3) Do what you do. When you take the time to write your own stuff, you're taking time away from what you do best. If you form a long-term relationship with a copywriter, that person will get to know you and your business, and over time, can be your "write-hand" person (OK, pun intended.) He or she can suggest areas where editorial can be beneficial - from web copy, ads, and brochures to articles in local, regional or national trade publications. You go on about your business, and trust your copywriter to be your biggest fan.

What gets written about what you do is going to be what forms the public's knowledge, awareness and opinion of you as a person and as a business. Like a good accountant, a good realtor, a good investment banker or a good friend, having a good copywriter by your side ensures that the public perceives positive prose...professionally penned.

Wednesday, July 1, 2009

Happy 21st Birthday, Kristen!

Today, July 1, 2009, is my niece's 21st birthday. This girl has her head on straight...she has risen above some adversity in her life and has always been very cognizant to do the right thing. This may have gotten her a label of "goody two shoes" at times, but in the end, she's way ahead of a lot of people her age.

So this got me to thinking to back when I was 21. I was a late bloomer with pretty much everything in life, but at 21, my goal was to be living on my own and starting a great career. That's probably one of the few times in my life that I reached a goal in the timeline that I had anticipated. I was a college graduate, living in a great apartment in Milwaukee with an awesome job as the media buyer for a large, medical equipment company. I was in charge of a ridiculous amount of money and had more decision power than any 21 year old should have.

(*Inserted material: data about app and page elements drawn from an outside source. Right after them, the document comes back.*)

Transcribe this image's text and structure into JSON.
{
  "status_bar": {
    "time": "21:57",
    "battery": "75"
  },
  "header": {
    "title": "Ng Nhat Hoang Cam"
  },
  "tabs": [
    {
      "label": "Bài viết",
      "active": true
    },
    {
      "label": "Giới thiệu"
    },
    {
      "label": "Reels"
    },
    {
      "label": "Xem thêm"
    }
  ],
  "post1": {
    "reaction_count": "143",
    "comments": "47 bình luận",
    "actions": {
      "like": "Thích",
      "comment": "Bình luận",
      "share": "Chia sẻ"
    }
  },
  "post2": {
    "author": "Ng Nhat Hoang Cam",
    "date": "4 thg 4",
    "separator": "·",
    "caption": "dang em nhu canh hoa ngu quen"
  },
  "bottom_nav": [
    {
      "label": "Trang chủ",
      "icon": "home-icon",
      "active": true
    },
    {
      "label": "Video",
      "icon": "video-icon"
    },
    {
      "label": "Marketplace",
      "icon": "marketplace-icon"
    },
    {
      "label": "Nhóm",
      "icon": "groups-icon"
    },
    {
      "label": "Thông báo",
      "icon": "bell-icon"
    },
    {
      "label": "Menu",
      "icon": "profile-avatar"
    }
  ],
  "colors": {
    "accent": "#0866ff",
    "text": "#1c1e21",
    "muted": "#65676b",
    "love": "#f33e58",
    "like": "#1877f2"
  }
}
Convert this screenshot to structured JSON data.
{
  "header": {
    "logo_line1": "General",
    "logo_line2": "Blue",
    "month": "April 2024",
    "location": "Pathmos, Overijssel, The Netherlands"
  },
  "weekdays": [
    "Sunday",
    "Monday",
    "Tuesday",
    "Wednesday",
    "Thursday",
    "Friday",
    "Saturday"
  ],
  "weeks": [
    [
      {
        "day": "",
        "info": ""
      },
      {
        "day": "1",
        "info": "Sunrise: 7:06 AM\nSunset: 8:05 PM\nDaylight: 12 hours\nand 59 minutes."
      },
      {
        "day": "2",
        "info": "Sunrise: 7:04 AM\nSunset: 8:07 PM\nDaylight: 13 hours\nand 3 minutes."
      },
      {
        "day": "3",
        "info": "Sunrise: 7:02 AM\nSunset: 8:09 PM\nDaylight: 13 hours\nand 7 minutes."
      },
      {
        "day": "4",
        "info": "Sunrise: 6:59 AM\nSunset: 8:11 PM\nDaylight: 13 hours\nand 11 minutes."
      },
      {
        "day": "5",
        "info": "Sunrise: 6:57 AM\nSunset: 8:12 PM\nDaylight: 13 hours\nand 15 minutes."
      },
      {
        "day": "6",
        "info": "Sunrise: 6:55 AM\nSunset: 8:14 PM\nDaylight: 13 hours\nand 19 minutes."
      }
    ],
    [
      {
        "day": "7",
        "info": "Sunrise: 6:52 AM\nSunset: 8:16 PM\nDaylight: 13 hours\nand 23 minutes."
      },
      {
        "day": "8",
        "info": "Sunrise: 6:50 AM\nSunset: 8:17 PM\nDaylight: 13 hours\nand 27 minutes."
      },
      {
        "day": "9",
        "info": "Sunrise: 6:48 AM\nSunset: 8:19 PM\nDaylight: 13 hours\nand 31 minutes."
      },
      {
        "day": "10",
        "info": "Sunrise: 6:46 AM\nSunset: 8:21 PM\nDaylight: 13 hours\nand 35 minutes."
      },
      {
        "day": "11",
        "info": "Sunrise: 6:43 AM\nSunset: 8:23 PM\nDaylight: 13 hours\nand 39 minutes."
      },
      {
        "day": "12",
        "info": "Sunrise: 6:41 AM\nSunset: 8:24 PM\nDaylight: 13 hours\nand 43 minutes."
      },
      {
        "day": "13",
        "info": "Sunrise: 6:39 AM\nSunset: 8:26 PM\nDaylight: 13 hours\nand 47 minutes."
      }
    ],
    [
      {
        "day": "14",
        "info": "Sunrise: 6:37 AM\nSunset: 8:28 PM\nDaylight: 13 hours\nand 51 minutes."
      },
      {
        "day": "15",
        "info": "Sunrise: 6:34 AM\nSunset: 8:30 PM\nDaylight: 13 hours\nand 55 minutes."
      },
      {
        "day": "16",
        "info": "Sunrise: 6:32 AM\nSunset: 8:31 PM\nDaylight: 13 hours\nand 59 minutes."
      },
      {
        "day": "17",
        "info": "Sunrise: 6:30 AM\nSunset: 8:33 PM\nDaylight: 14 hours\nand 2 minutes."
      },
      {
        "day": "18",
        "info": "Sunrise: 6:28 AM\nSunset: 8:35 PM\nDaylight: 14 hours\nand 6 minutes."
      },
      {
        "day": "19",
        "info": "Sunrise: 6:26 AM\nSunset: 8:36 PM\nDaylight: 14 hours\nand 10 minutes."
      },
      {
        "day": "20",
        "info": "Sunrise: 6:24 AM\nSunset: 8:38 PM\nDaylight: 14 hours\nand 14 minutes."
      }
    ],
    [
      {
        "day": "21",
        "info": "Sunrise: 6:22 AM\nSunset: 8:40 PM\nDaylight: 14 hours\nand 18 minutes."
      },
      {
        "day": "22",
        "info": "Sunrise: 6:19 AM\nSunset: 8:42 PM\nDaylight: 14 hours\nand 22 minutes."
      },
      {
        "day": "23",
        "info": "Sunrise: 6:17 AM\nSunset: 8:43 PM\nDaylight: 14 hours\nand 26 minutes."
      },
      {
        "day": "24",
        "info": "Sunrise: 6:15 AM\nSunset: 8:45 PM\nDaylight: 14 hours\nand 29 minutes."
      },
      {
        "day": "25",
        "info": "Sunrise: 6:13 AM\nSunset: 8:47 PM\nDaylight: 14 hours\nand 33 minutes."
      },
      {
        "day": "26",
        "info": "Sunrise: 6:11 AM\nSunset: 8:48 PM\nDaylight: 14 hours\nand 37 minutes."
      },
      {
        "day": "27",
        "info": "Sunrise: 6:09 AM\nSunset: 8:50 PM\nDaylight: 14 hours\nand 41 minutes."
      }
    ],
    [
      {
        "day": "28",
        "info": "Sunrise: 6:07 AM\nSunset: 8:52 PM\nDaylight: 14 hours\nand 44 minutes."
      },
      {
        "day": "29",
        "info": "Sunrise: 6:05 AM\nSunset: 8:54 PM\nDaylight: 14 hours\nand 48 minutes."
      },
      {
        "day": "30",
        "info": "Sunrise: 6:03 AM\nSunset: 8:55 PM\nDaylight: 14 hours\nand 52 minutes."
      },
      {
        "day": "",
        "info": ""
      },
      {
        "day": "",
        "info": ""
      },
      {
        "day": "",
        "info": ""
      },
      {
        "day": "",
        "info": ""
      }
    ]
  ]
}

But wow, did I learn, and man, what a ride that was.

Looking back, I am so thankful to that experience, because it showed me then and it shows me now that I do have the capabilities, the drive and the inner spirit to "go get 'em, Girl". Especially now, when I need to channel the mental and physical energy of that 21-year old to get me going as I enter this new phase of my life.

So for all of you in a similar situation, whether it be a job, a relationship, or just a state of mind, try channeling that point in your life when you WERE strong and you DID have it goin' on, and you will see that it IS there and you CAN do it. Godspeed!!!!